We, like many, instituted a vaccine mandate in September 2021, but many caregivers were and still remain afraid of any form of vaccine due to negative experiences in other countries and as a result left the profession all together. This caused a further reduction in the workforce.
So, where are we now?
- Caregiver shortage is even more extreme and it has hit all aspects of the eldercare industry.
- Wages are at their highest ever with caregivers hourly pay rates ranging from $17-$25 an hour.
- Now that school is back in session, many caregivers are looking for school hours as many after school programs have not resumed due to teacher and/or other labor shortages.
- Call outs are frequent due to the above and many schools still required some form of quarantine.
The impact has been pronounced. In pre- COVID days, if we, like most agencies received a request for services, we would take the case and start within one to three days. Now it is a longer process. It can take up to 10 days to fully staff a large case with consistent caregivers.
We have always tried to staff a case with the minimum number of caregivers in order to provide a better client experience. A 24/7 case would be staffed with not more than 4-6 caregivers, albeit preferably four. Today, that is still the objective, but it is not always possible. The first two weeks of care may have more caregivers, as the focus is to cover the schedule and then stabilize the care team.
The “system” has not adjusted to this new, but permanent state. Families and referral sources (e.g. rehab discharge professionals) often need care “tomorrow.” While all agencies would love to accommodate these needs, many agencies are working from a waiting list that can be two to three weeks out.
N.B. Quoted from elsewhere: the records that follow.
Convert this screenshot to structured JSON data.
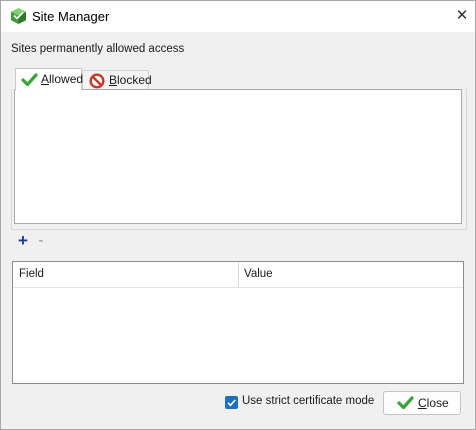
{
  "window": {
    "title": "Site Manager",
    "close_glyph": "✕"
  },
  "section_label": "Sites permanently allowed access",
  "tabs": [
    {
      "label_mnemonic": "A",
      "label_rest": "llowed",
      "icon": "green-check-icon",
      "selected": true
    },
    {
      "label_mnemonic": "B",
      "label_rest": "locked",
      "icon": "no-entry-icon",
      "selected": false
    }
  ],
  "list_actions": {
    "add_glyph": "+",
    "remove_glyph": "-"
  },
  "properties_table": {
    "columns": [
      "Field",
      "Value"
    ],
    "rows": []
  },
  "strict_mode": {
    "label": "Use strict certificate mode",
    "checked": true
  },
  "close_button": {
    "label_mnemonic": "C",
    "label_rest": "lose",
    "icon": "green-check-icon"
  },
  "colors": {
    "accent": "#1f6fc0",
    "check_green": "#3aa335",
    "blocked_red": "#c0392b"
  }
}
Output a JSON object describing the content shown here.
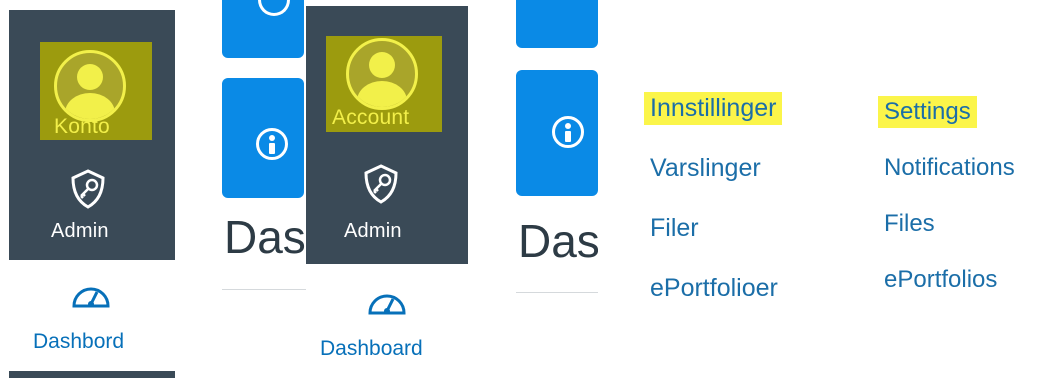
{
  "panel_norwegian": {
    "account_label": "Konto",
    "admin_label": "Admin",
    "dash_fragment": "Das",
    "dashboard_label": "Dashbord"
  },
  "panel_english": {
    "account_label": "Account",
    "admin_label": "Admin",
    "dash_fragment": "Das",
    "dashboard_label": "Dashboard"
  },
  "menu_norwegian": {
    "items": [
      "Innstillinger",
      "Varslinger",
      "Filer",
      "ePortfolioer"
    ]
  },
  "menu_english": {
    "items": [
      "Settings",
      "Notifications",
      "Files",
      "ePortfolios"
    ]
  },
  "colors": {
    "sidebar": "#3a4a57",
    "tile": "#0a8ae6",
    "highlight_yellow": "#fbf54a",
    "link_blue": "#1b6ea8"
  },
  "icons": [
    "avatar-icon",
    "admin-shield-key-icon",
    "info-icon",
    "dashboard-speedometer-icon"
  ]
}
What does this mean for families? Flexibility is key, advanced planning is critical, and patience is more than a virtue; it is a necessity to allow the care to be put in place and ongoing staffing to be accomplished. A thorough assessment process to identify the care needed must be a priority, and then the schedule and budget should be factored in. The focus must be on managing outcomes and risk. Costs will continue to rise – wages, insurance, transportation, etc. Agencies must truly partner with families to manage the economics, the care, and the quality to achieve successful outcomes. There must be a clinician (Geriatric Care Manager, Geriatric Social Worker or Nurse) defining and evaluating needs and creating the plan of care.
We, like many, remain committed to the quality of care and quality of the care experience. Our golden rule remains, “If it is not good enough for my parents then it is not ok for anyone else’s.” The need is for a true partnership between the agency, other providers and the family, to make sure all needs are met, economics are respected and patience prevails. Tradeoffs will have to be made and teamwork is the only bridge to success.
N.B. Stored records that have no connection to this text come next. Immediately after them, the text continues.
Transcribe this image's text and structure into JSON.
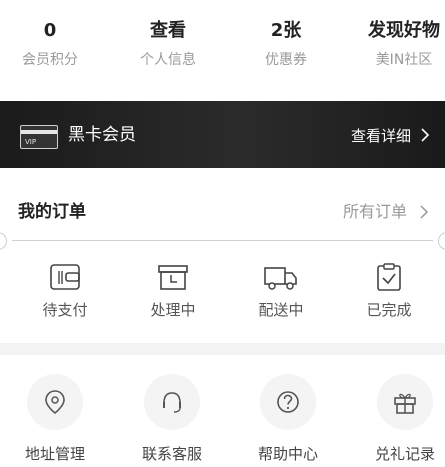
{
  "stats": [
    {
      "value": "0",
      "label": "会员积分"
    },
    {
      "value": "查看",
      "label": "个人信息"
    },
    {
      "value": "2张",
      "label": "优惠券"
    },
    {
      "value": "发现好物",
      "label": "美IN社区"
    }
  ],
  "banner": {
    "card_text": "VIP",
    "title": "黑卡会员",
    "link": "查看详细"
  },
  "orders": {
    "title": "我的订单",
    "all_label": "所有订单",
    "items": [
      {
        "label": "待支付",
        "icon": "wallet-icon"
      },
      {
        "label": "处理中",
        "icon": "package-clock-icon"
      },
      {
        "label": "配送中",
        "icon": "truck-icon"
      },
      {
        "label": "已完成",
        "icon": "clipboard-check-icon"
      }
    ]
  },
  "services": [
    {
      "label": "地址管理",
      "icon": "location-pin-icon"
    },
    {
      "label": "联系客服",
      "icon": "headset-icon"
    },
    {
      "label": "帮助中心",
      "icon": "help-icon"
    },
    {
      "label": "兑礼记录",
      "icon": "gift-box-icon"
    }
  ],
  "colors": {
    "banner_bg": "#222222",
    "muted_text": "#999999",
    "separator": "#f3f3f3"
  }
}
Coming up is a focus on strategies for managing cost and quality:
- The Life Profile Assessment – using science to define the Right Care
- The role of integrating technology and care to manage the new norm.